Exercise brief: Please retype the entries below word for word, passing over every picture.

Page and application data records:
--- START ---

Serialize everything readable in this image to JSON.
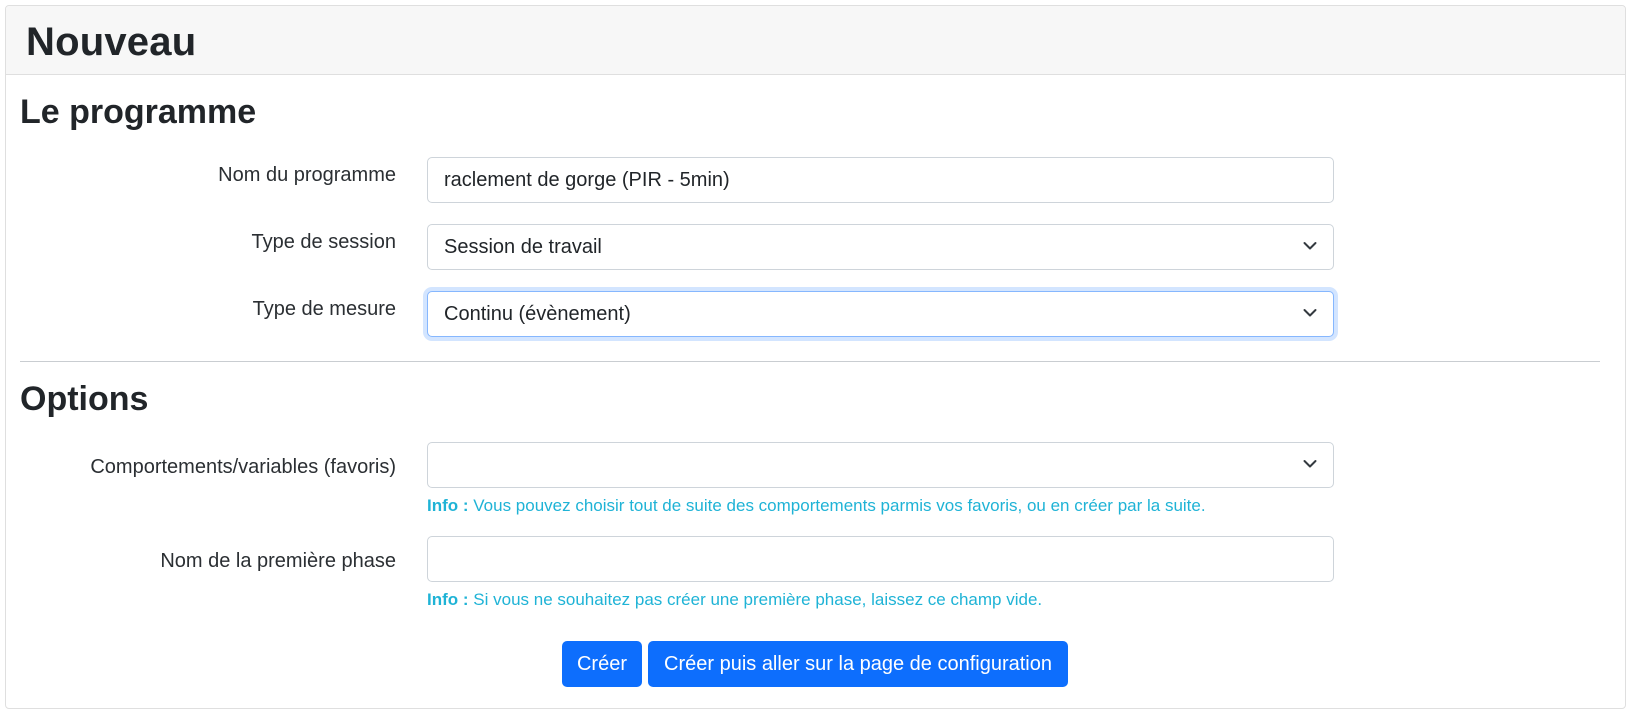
{
  "card": {
    "title": "Nouveau"
  },
  "program_section": {
    "title": "Le programme",
    "name_label": "Nom du programme",
    "name_value": "raclement de gorge (PIR - 5min)",
    "session_type_label": "Type de session",
    "session_type_value": "Session de travail",
    "measure_type_label": "Type de mesure",
    "measure_type_value": "Continu (évènement)"
  },
  "options_section": {
    "title": "Options",
    "behaviors_label": "Comportements/variables (favoris)",
    "behaviors_value": "",
    "behaviors_help_prefix": "Info :",
    "behaviors_help_text": " Vous pouvez choisir tout de suite des comportements parmis vos favoris, ou en créer par la suite.",
    "first_phase_label": "Nom de la première phase",
    "first_phase_value": "",
    "first_phase_help_prefix": "Info :",
    "first_phase_help_text": " Si vous ne souhaitez pas créer une première phase, laissez ce champ vide."
  },
  "actions": {
    "create_label": "Créer",
    "create_and_configure_label": "Créer puis aller sur la page de configuration"
  },
  "colors": {
    "primary": "#0d6efd",
    "info": "#1fb3d6",
    "header_bg": "#f7f7f7",
    "focus_border": "#86b7fe"
  }
}
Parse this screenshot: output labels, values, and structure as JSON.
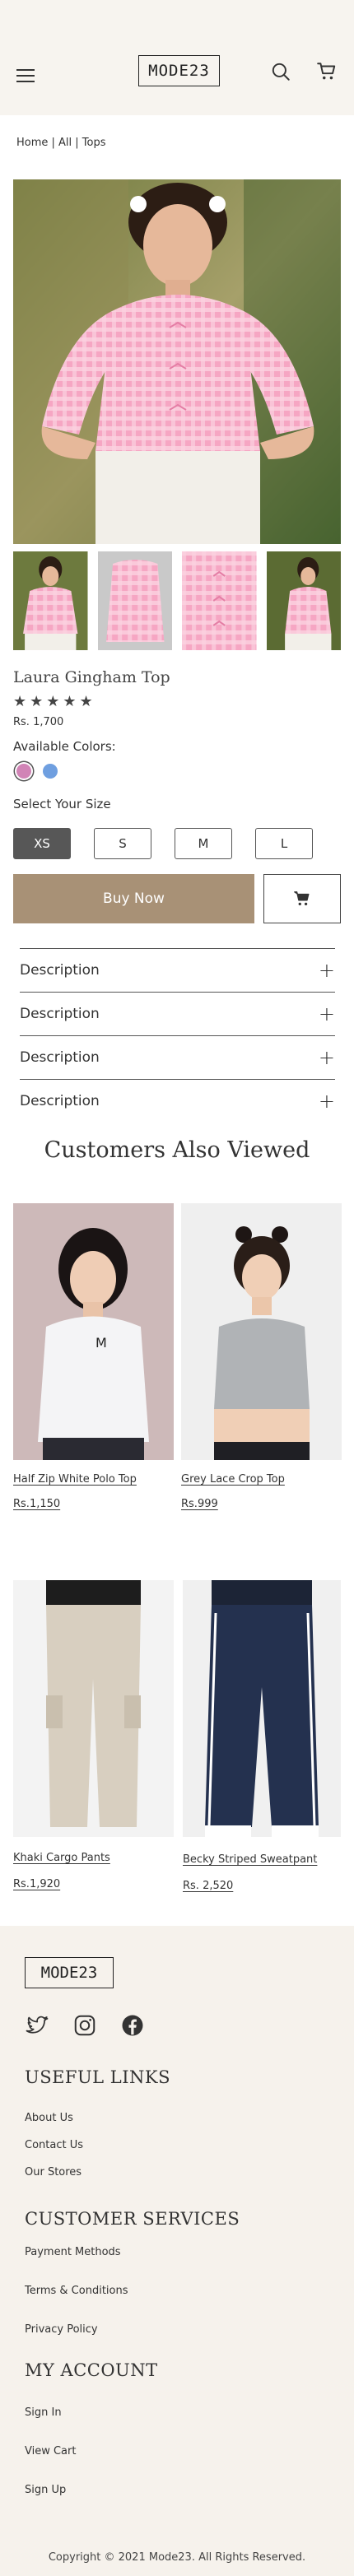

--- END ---

Answer space:
Serialize everything readable in this image to JSON.
{
  "card": {
    "title": "Nouveau"
  },
  "program_section": {
    "title": "Le programme",
    "name_label": "Nom du programme",
    "name_value": "raclement de gorge (PIR - 5min)",
    "session_type_label": "Type de session",
    "session_type_value": "Session de travail",
    "measure_type_label": "Type de mesure",
    "measure_type_value": "Continu (évènement)"
  },
  "options_section": {
    "title": "Options",
    "behaviors_label": "Comportements/variables (favoris)",
    "behaviors_value": "",
    "behaviors_help_prefix": "Info :",
    "behaviors_help_text": " Vous pouvez choisir tout de suite des comportements parmis vos favoris, ou en créer par la suite.",
    "first_phase_label": "Nom de la première phase",
    "first_phase_value": "",
    "first_phase_help_prefix": "Info :",
    "first_phase_help_text": " Si vous ne souhaitez pas créer une première phase, laissez ce champ vide."
  },
  "actions": {
    "create_label": "Créer",
    "create_and_configure_label": "Créer puis aller sur la page de configuration"
  },
  "colors": {
    "primary": "#0d6efd",
    "info": "#1fb3d6",
    "header_bg": "#f7f7f7",
    "focus_border": "#86b7fe"
  }
}
Parse this screenshot: output labels, values, and structure as JSON.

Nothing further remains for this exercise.